It seems like for years IT security professionals were taken for granted. Seen by most as a formality so the company can check the box for “Yes, we have security in place.” It wasn’t a job where folks were given much attention, and certainly wasn’t a position that had sway over the decisions of the boardroom. In many ways it still isn’t.
But something has changed. Boardrooms, in need of the adoption of cloud applications for lower costs and greater scalability, are pushing for the adoption of SaaS apps like Office 365, Salesforce and Dropbox. Their need for the latest and greatest mobile devices from Apple or Samsung have driven them to use their own personal devices for work. Leading to BYOD within the enterprise. These advancements in enterprise technology/infrastructure have led to something all enterprises are now well aware of. Corporate data is at risk.

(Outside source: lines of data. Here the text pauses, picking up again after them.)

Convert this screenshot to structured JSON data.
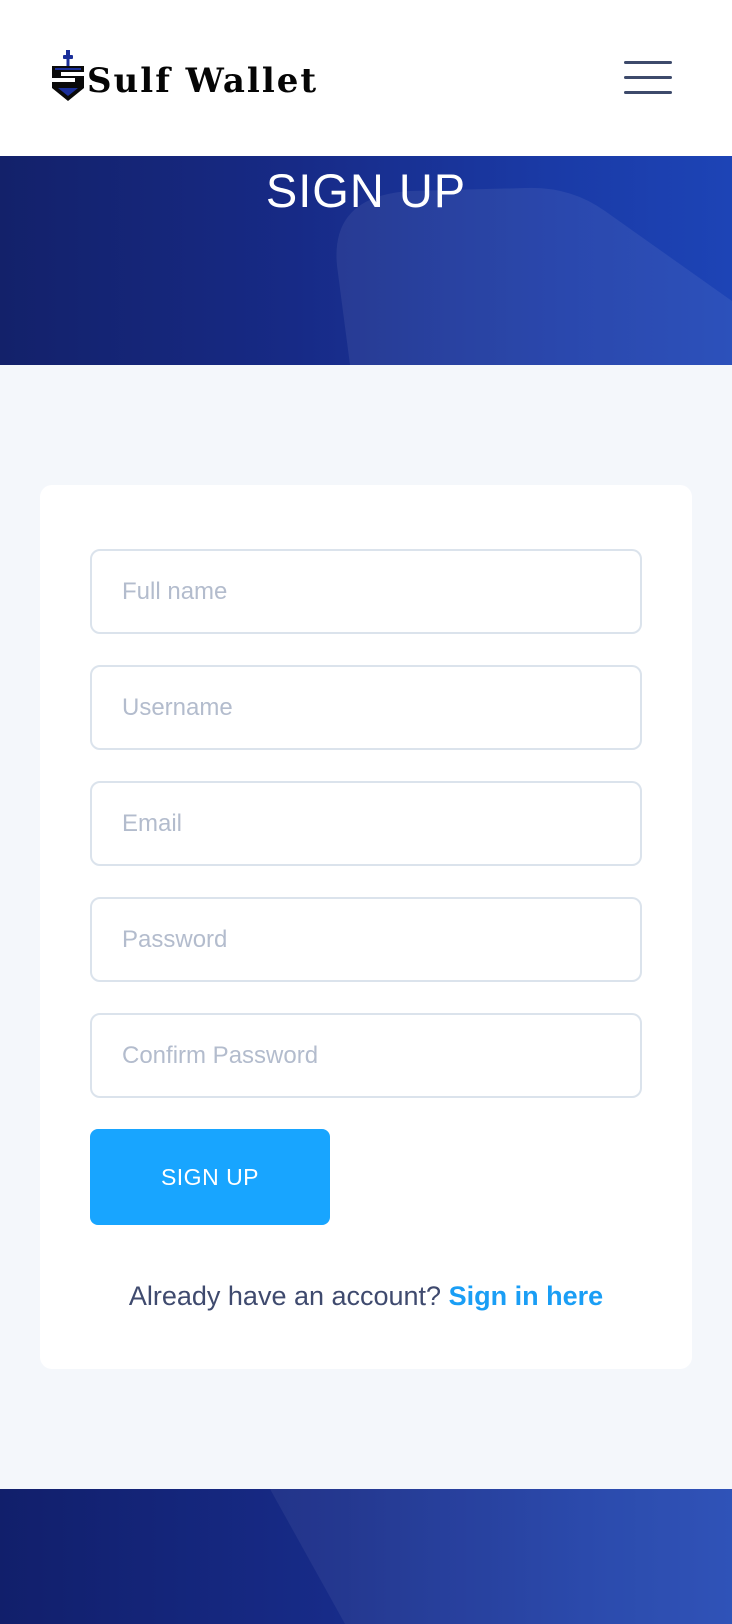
{
  "header": {
    "brand_name": "Sulf Wallet",
    "logo_icon": "shield-sword-logo",
    "menu_icon": "hamburger-menu-icon"
  },
  "hero": {
    "title": "SIGN UP"
  },
  "form": {
    "fields": [
      {
        "name": "full-name",
        "placeholder": "Full name",
        "value": ""
      },
      {
        "name": "username",
        "placeholder": "Username",
        "value": ""
      },
      {
        "name": "email",
        "placeholder": "Email",
        "value": ""
      },
      {
        "name": "password",
        "placeholder": "Password",
        "value": ""
      },
      {
        "name": "confirm-password",
        "placeholder": "Confirm Password",
        "value": ""
      }
    ],
    "submit_label": "SIGN UP",
    "signin_prompt": "Already have an account?",
    "signin_link": "Sign in here"
  },
  "colors": {
    "hero_gradient_start": "#13216a",
    "hero_gradient_end": "#1d44b6",
    "accent": "#18a5ff",
    "link": "#1a9ef5",
    "page_background": "#f4f7fb"
  }
}
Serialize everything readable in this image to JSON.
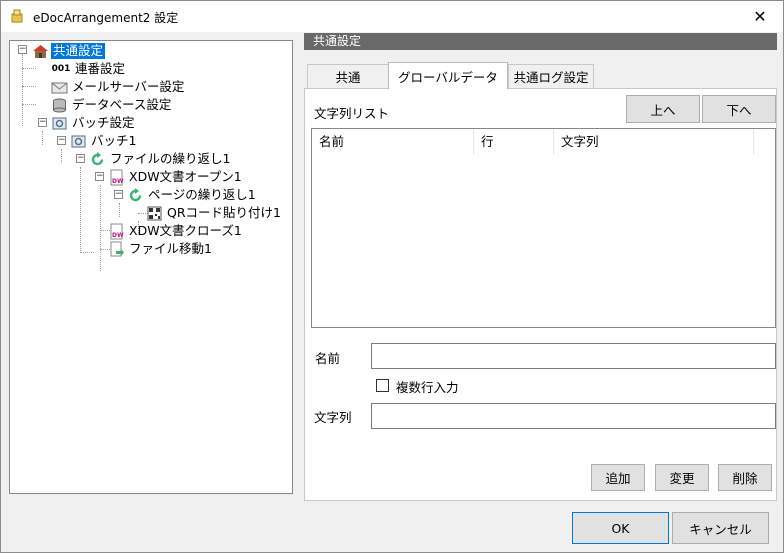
{
  "window": {
    "title": "eDocArrangement2 設定",
    "close_symbol": "✕"
  },
  "tree": {
    "items": [
      {
        "label": "共通設定",
        "icon": "house-icon"
      },
      {
        "label": "連番設定",
        "icon": "sequence-number-icon",
        "prefix": "001"
      },
      {
        "label": "メールサーバー設定",
        "icon": "mail-icon"
      },
      {
        "label": "データベース設定",
        "icon": "database-icon"
      },
      {
        "label": "バッチ設定",
        "icon": "batch-settings-icon"
      },
      {
        "label": "バッチ1",
        "icon": "batch-icon"
      },
      {
        "label": "ファイルの繰り返し1",
        "icon": "loop-icon"
      },
      {
        "label": "XDW文書オープン1",
        "icon": "xdw-document-icon"
      },
      {
        "label": "ページの繰り返し1",
        "icon": "loop-icon"
      },
      {
        "label": "QRコード貼り付け1",
        "icon": "qr-code-icon"
      },
      {
        "label": "XDW文書クローズ1",
        "icon": "xdw-document-icon"
      },
      {
        "label": "ファイル移動1",
        "icon": "file-move-icon"
      }
    ]
  },
  "panel": {
    "header": "共通設定",
    "tabs": [
      {
        "label": "共通",
        "active": false
      },
      {
        "label": "グローバルデータ",
        "active": true
      },
      {
        "label": "共通ログ設定",
        "active": false
      }
    ],
    "string_list_label": "文字列リスト",
    "up_button": "上へ",
    "down_button": "下へ",
    "columns": [
      "名前",
      "行",
      "文字列"
    ],
    "name_label": "名前",
    "name_value": "",
    "multiline_label": "複数行入力",
    "multiline_checked": false,
    "string_label": "文字列",
    "string_value": "",
    "add_button": "追加",
    "change_button": "変更",
    "delete_button": "削除"
  },
  "footer": {
    "ok_button": "OK",
    "cancel_button": "キャンセル"
  },
  "colors": {
    "selection": "#0078d7",
    "header_bar": "#696969",
    "loop_green": "#3cb371"
  }
}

36% of IT executives rank "Security" as their no. 1 iniative for 2015. Because of this, boardroom executives have added a new chair to the table. A chair reserved for the Senior Security executive. Quite the change from the past. Frenzied by the number of breaches that have occurred over the last year, and their power to cripple enterprises and their hard earned reputations, more enterprises are starting to see security as not an “add on,” but as a value add, business enabling function. This has given senior security professionals unprecedented power. And with great power comes great responsibility.
Now, you, the senior IT security professional have the ability to shape the future of your enterprise, and the ability to limit the risk of and damaging breach. With 90% of enterprises today worried about the security of public cloud applications, and with BYOD present within 66% of companies, it is now up to the security team to figure out how to secure company data. It’s time to step up.
Not to say that this will be easy. Because most security professionals are not used to the limelight, going from backroom to boardroom will take some getting used to. Speaking the boardroom lingo, and learning to navigate the water of the corporate and political scene aren’t necessarily strong suits yet. But that’s what we are here to help you with. Get ready to get your shine on.
This three-part blog series will give you the tools you need to become a boardroom hero. Read "Part 2: Prepping for 2016's End User Revolt."
Senior Manager, Product Marketing | Bitglass